Ready in 40 minutes
- 100g macaroni pasta
- 120g dried green lentils
- 150g rice
- 1 tin of chickpeas
- Half an onion
- 1 big carrot or 2 small ones
- 1 tin of chopped tomatoes
- A big handful of fresh spinach (you could also use frozen, but defrost it before adding)
- 1 tsp. cumin
- 1 tsp. dried chilli
- 1/2 tsp. cinnamon
- 50g raisins or sultanas
- Zest and juice of half a lemon
- Whizz your carrot and onion in a food processor, or finely chop. Place a large pan on a medium heat with a splash of oil, and add the veg. Fry for about 7-8 minutes until soft and a little golden.

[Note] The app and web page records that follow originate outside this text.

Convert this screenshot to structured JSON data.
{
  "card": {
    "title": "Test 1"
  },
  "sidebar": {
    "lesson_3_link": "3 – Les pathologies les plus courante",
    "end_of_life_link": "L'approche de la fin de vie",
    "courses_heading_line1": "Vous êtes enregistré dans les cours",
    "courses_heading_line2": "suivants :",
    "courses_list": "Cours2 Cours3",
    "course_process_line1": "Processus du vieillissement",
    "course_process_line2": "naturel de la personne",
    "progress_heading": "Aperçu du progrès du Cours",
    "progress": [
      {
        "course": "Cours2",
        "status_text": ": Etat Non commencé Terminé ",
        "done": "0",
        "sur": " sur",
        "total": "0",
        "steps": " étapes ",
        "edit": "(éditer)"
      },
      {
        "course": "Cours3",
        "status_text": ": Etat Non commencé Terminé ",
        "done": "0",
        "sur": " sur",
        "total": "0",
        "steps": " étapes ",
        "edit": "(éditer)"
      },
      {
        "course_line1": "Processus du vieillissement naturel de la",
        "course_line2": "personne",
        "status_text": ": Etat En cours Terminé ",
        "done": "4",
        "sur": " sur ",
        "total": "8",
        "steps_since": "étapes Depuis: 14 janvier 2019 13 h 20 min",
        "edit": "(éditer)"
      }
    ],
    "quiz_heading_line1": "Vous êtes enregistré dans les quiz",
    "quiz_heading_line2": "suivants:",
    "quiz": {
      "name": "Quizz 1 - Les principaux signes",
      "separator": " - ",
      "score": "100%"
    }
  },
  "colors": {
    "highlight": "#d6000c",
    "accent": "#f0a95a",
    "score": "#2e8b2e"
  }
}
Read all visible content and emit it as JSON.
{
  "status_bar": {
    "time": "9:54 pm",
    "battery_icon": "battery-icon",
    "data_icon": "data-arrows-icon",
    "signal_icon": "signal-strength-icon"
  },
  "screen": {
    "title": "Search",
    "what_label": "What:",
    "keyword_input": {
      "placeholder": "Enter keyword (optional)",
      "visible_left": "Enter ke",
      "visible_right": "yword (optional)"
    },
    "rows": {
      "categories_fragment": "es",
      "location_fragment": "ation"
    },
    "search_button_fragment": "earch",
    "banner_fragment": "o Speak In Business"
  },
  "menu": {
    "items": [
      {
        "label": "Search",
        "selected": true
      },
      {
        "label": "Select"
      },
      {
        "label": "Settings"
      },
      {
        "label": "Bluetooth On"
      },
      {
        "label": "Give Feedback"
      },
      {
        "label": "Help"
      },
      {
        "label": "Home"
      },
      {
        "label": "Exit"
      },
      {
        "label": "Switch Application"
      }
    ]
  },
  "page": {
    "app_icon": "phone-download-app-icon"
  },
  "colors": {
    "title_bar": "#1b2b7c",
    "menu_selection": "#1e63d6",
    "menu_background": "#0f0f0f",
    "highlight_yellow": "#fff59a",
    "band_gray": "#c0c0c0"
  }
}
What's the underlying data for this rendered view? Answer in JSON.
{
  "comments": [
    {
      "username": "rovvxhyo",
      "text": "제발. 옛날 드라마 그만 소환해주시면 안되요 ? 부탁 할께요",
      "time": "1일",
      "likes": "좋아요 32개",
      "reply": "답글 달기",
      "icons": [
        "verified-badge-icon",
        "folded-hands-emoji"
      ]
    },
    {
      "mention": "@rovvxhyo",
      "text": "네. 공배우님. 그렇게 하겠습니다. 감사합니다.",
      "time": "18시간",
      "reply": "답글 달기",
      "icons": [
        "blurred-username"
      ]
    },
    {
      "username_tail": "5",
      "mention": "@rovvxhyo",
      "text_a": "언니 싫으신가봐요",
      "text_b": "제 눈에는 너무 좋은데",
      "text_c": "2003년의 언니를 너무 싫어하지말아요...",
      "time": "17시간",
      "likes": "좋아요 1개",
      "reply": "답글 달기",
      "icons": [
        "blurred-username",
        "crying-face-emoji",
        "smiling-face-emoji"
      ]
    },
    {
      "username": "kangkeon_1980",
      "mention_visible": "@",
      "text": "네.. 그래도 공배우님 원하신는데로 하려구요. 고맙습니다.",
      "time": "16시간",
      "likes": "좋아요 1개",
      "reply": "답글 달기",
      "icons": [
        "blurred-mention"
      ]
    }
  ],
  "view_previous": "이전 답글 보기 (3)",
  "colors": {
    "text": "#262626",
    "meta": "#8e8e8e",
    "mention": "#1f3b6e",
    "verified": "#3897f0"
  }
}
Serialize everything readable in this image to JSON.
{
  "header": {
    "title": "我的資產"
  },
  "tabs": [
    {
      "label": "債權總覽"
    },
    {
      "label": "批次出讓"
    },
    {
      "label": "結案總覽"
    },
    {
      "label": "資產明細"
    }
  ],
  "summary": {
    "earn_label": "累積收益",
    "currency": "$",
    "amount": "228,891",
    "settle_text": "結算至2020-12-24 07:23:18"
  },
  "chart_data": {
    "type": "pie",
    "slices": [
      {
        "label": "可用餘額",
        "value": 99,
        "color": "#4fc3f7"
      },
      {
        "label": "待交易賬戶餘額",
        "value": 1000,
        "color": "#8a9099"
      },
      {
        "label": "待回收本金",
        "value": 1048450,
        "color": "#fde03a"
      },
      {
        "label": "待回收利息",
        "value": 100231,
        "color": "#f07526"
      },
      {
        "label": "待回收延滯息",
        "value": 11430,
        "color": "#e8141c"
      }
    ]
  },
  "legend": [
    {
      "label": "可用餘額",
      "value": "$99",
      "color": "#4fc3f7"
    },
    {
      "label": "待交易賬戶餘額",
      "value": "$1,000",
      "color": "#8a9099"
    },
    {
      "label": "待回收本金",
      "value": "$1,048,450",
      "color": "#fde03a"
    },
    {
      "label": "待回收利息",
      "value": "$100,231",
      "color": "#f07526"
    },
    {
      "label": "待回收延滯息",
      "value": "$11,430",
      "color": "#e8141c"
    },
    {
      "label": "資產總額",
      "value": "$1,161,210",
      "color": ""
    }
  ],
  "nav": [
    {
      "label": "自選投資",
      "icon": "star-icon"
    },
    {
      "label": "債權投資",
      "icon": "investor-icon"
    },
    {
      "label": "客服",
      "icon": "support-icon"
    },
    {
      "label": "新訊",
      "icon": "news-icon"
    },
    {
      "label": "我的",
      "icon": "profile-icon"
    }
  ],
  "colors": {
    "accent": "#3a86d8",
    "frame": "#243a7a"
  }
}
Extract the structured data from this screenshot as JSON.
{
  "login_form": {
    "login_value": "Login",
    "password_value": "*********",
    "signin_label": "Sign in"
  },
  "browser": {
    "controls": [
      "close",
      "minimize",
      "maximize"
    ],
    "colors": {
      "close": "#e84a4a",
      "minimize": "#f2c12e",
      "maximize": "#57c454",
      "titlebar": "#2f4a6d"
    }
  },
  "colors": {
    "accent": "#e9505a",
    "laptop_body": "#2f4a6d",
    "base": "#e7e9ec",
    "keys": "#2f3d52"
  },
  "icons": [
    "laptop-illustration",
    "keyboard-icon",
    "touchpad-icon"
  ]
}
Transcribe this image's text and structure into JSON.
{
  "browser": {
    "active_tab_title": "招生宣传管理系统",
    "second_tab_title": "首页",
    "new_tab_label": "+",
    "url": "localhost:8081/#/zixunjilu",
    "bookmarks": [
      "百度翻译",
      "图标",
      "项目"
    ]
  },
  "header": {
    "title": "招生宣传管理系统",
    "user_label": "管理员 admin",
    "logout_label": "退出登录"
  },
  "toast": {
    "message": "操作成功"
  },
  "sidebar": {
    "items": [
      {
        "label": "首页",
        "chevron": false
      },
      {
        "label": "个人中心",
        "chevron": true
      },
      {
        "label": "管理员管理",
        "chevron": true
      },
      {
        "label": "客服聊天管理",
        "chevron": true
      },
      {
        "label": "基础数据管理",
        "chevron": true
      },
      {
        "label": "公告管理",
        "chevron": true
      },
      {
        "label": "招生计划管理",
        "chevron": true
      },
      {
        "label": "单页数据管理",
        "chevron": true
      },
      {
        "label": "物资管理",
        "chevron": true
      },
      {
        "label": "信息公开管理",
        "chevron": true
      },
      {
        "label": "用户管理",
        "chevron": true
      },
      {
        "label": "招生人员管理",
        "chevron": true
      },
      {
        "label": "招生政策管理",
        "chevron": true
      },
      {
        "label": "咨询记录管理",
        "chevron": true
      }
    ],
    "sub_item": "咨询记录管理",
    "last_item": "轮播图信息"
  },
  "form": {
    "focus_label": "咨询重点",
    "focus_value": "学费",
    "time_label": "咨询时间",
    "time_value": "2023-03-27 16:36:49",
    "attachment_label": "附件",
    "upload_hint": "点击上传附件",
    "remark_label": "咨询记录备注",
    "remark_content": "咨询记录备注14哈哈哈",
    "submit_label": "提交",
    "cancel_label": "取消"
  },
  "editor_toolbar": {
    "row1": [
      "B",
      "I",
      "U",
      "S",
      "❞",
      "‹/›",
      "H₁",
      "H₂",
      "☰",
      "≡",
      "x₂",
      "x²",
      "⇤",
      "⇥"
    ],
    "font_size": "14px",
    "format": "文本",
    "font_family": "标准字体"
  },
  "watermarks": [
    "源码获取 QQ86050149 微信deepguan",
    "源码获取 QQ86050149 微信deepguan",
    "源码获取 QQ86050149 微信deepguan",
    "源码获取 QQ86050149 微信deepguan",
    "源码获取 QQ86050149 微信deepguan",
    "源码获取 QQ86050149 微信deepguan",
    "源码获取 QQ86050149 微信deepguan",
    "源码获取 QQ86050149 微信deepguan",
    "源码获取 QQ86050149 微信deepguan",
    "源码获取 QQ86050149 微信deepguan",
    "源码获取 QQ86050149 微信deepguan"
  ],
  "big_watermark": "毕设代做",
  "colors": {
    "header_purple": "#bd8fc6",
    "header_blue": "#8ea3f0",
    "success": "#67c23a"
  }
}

- Add the spices and chilli and stir over the heat for a minute more, before adding the tinned tomatoes, raisins, and lemon zest (the juice is for later). Simmer for 15-20 minutes until thickened, adding a splash of water if it gets too thick.
- Now you need to cook your rice, lentils and pasta. It’s best to do this according to packet instructions, but FYI, I cooked my pasta separately in salted water for about 8 minutes, and cooked the lentils in a separate pan of salted water for 15 minutes, adding the rice after the first 5 minutes.
- Once all the lentils, rice and pasta are cooked, add to a large serving dish with the drained chickpeas.
- Return to your sauce: add in the spinach and lemon juice, and cook for a minute more.
- Transfer to another serving dish and bring the sauce and carbs to the table, allowing people to scoop up as much deliciousness as they want.